I'm Michel Martin and this is TELL ME MORE from NPR News. We're talking about the effects of those across the board budget cuts caused by the sequester. We've been particularly interested in education, and today we're going to hear about the effect on Head Start. That's a program that helps low income kids get ready for school. That conversation is later in the program.
Alabama farmers say they're trying to cope with several weeks of cool temperatures and excessive rainfall, which has oversaturated the soil.
Agriculture experts say that has slowed farming across the state, which could threaten yields.
Farmer Keith Bryant tells The Anniston Star (http://bit.ly/13ls16h) that he's being slowed down in his efforts to plant 400 acres of cotton this year. But he said his cotton harvest will be fine as long as he can plant by May 15.
The world's largest tunnel boring machine in a few months will begin digging a new double-decker highway tunnel under downtown Seattle. If all goes according to plan, Bertha will start digging this summer. It'll emerge again late next year on the other side of downtown, not far from the Space Needle.
The economic crisis in 2008 led to a massive overhaul of financial regulations. Journalist Robert Kaiser was given behind-the-scenes access to congressional reaction to the crisis. He saw that even with the threat of another Great Depression, Capitol Hill remained mired in dysfunction. NPR's Linda Wertheimer talks to Kaiser about his book, Act of Congress: How America's Essential Institution Works, And How It Doesn't.
The topics discussed during a five-hour question-and-answer session Saturday included: Berkshire Hathaway's increased size and who will take over as CEO when Buffett, 82, steps down. While admitting the company's expansion has changed things, Buffet demurred when it came to succession specifics.
David Greene talks to eBay CEO John Donahoe about the political battle over online sales tax. On Monday, the Senate is expected to vote on a bill that would end the free ride that consumers have enjoyed when shopping online. The Marketplace Fairness Act would require online retailers to collect sales tax from customers, and pay them to states where customers live — just like brick and mortar stores.
The economy may be on the rebound, but many cultural institutions are still struggling to regain their financial footing. That's especially true for one of the country's most recognized museums — the Field Museum of Natural History in Chicago. Known internationally for its research as well as its exhibits, the Field Museum must pay off millions in bond debt — and toe an ethical line as it does.

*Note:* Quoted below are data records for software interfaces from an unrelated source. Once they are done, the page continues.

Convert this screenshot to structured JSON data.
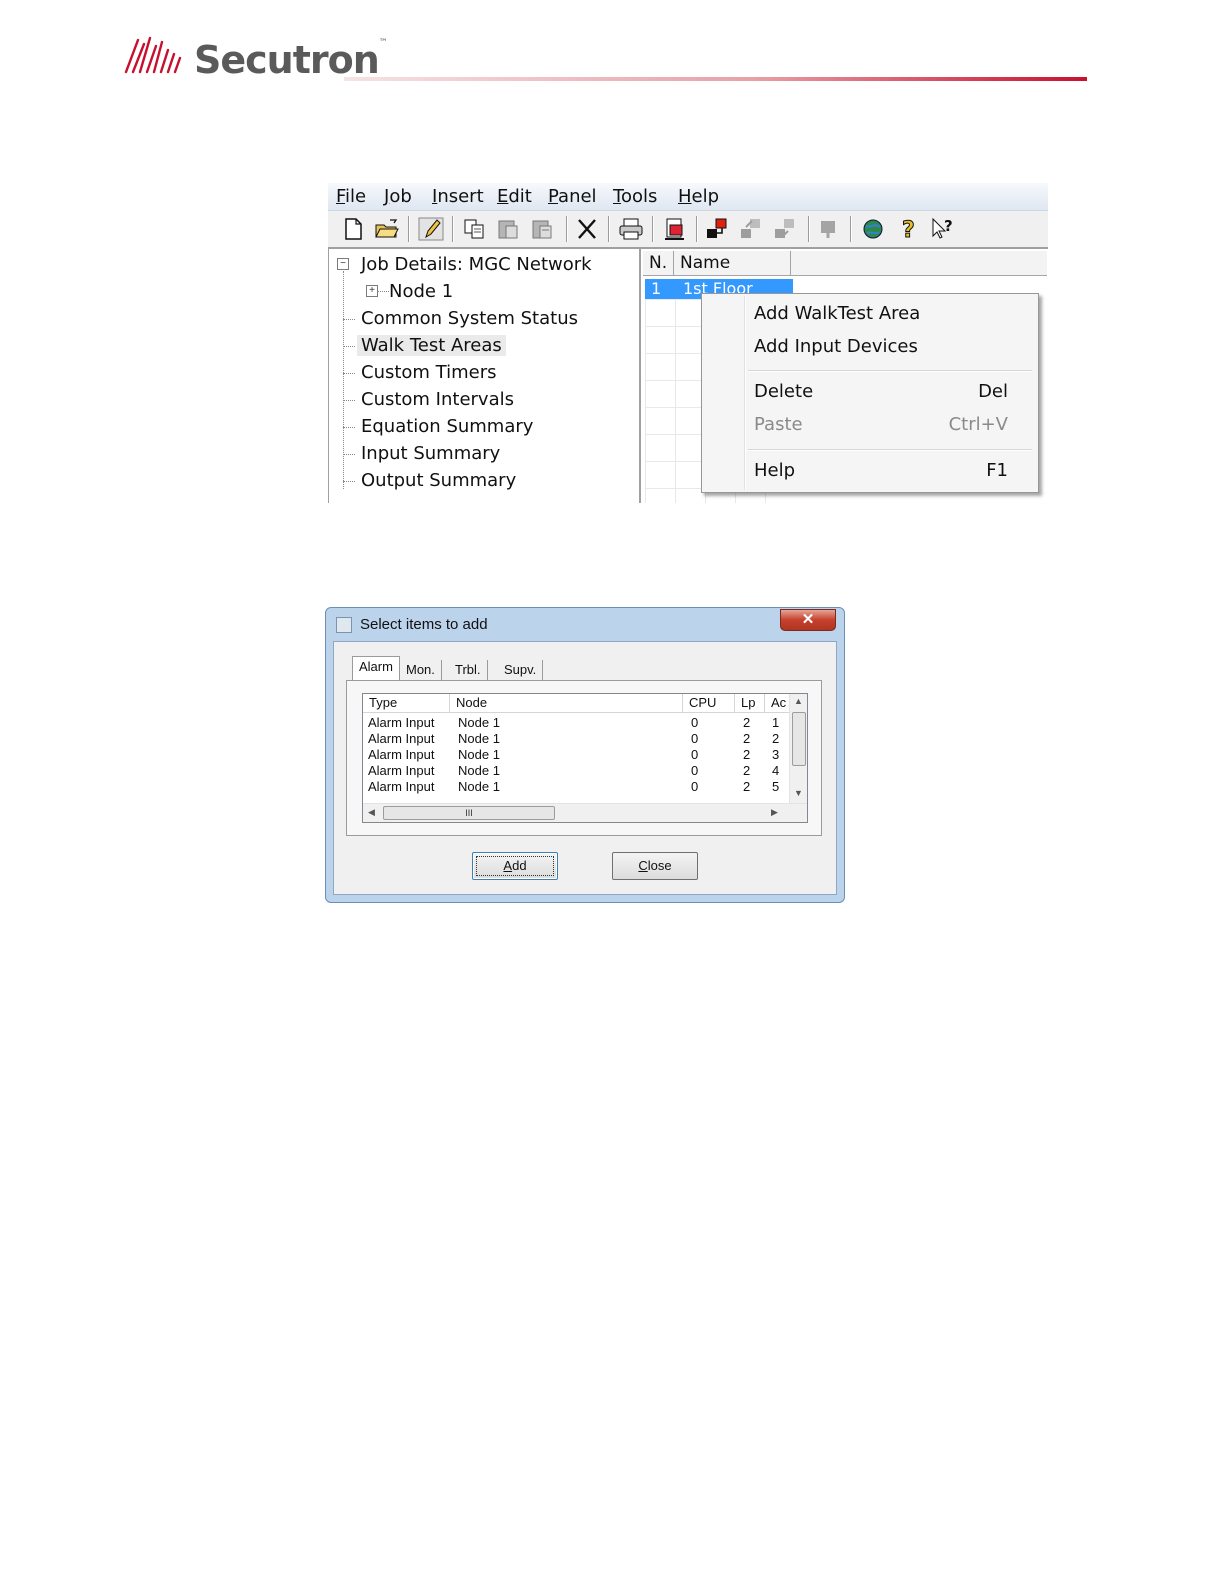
{
  "brand": {
    "name": "Secutron",
    "trademark": "™"
  },
  "main_window": {
    "menu": [
      {
        "label": "File",
        "accel": "F",
        "rest": "ile"
      },
      {
        "label": "Job",
        "accel": "J",
        "rest": "ob"
      },
      {
        "label": "Insert",
        "accel": "I",
        "rest": "nsert"
      },
      {
        "label": "Edit",
        "accel": "E",
        "rest": "dit"
      },
      {
        "label": "Panel",
        "accel": "P",
        "rest": "anel"
      },
      {
        "label": "Tools",
        "accel": "T",
        "rest": "ools"
      },
      {
        "label": "Help",
        "accel": "H",
        "rest": "elp"
      }
    ],
    "toolbar_icons": [
      "new-document-icon",
      "open-folder-icon",
      "edit-pencil-icon",
      "copy-icon",
      "paste-icon",
      "paste-special-icon",
      "delete-x-icon",
      "print-icon",
      "print-preview-icon",
      "network-node-icon",
      "transfer-up-icon",
      "transfer-down-icon",
      "export-icon",
      "globe-icon",
      "help-question-icon",
      "context-help-icon"
    ],
    "tree": {
      "root": "Job Details: MGC Network",
      "node": "Node 1",
      "items": [
        "Common System Status",
        "Walk Test Areas",
        "Custom Timers",
        "Custom Intervals",
        "Equation Summary",
        "Input Summary",
        "Output Summary"
      ],
      "selected": "Walk Test Areas"
    },
    "grid": {
      "columns": [
        "N.",
        "Name"
      ],
      "selected_row": {
        "n": "1",
        "name": "1st Floor"
      }
    },
    "context_menu": {
      "items": [
        {
          "label": "Add WalkTest Area",
          "shortcut": ""
        },
        {
          "label": "Add Input Devices",
          "shortcut": ""
        },
        {
          "label": "Delete",
          "shortcut": "Del"
        },
        {
          "label": "Paste",
          "shortcut": "Ctrl+V",
          "disabled": true
        },
        {
          "label": "Help",
          "shortcut": "F1"
        }
      ]
    }
  },
  "dialog": {
    "title": "Select items to add",
    "close_glyph": "✕",
    "tabs": [
      "Alarm",
      "Mon.",
      "Trbl.",
      "Supv."
    ],
    "active_tab": "Alarm",
    "columns": [
      "Type",
      "Node",
      "CPU",
      "Lp",
      "Ac"
    ],
    "rows": [
      {
        "type": "Alarm Input",
        "node": "Node 1",
        "cpu": "0",
        "lp": "2",
        "ac": "1"
      },
      {
        "type": "Alarm Input",
        "node": "Node 1",
        "cpu": "0",
        "lp": "2",
        "ac": "2"
      },
      {
        "type": "Alarm Input",
        "node": "Node 1",
        "cpu": "0",
        "lp": "2",
        "ac": "3"
      },
      {
        "type": "Alarm Input",
        "node": "Node 1",
        "cpu": "0",
        "lp": "2",
        "ac": "4"
      },
      {
        "type": "Alarm Input",
        "node": "Node 1",
        "cpu": "0",
        "lp": "2",
        "ac": "5"
      }
    ],
    "scroll_thumb_glyph": "III",
    "buttons": {
      "add": {
        "accel": "A",
        "rest": "dd"
      },
      "close": {
        "accel": "C",
        "rest": "lose"
      }
    }
  }
}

The Port of Baltimore recently completed a major expansion, which included building a 50-foot berth and dredging the channel. It's in anticipation of increased traffic following the completion of a project to widen the Panama Canal.
Credit Jonathan Blakely / NPR
A crane removes a container from a ship at the Port of Baltimore's Seagirt Marine Terminal on March 1.
This type of bulletproof whiteboard, produced by the Maryland company Hardwire, has been purchased by a Minnesota school district.
Credit Hardwire, LLC
Cold Spring, Minn., Police Chief Phil Jones (left) and Rocori School District Superintendent Scott Staska hold bulletproof whiteboards in April while announcing the school system's $25,000 investment in the shields.
A recent news item out of Minnesota caught our eye: "Bulletproof Whiteboards Unveiled at Rocori Schools."
Bulletproof what? Where?
That would be whiteboards, at the small central Minnesota Rocori School District, which will spend upward of $25,000 for the protective devices produced by a company better known for its military armor products.
Expanding trade abroad is a high priority for President Obama. This week, he nominated a trusted adviser named Michael Froman to become the next U.S. trade representative. Froman is currently deputy national security adviser for international economic affairs. NPR's Wendy Kaufman reports on the challenges he would face as trade representative.
The nation's unemployment rate hit a four-year low of 7.5 percent and the job market improved last month. Friday's news helped push the Dow Jones industrial average above 15,000 for the first time.
Was that a rational response?
Although the jobs report for April was positive, what triggered the market reaction was the fact that it was better than expected. Instead of 145,000 jobs created, as most economists predicted, the Labor Department says there were 165,000 new jobs.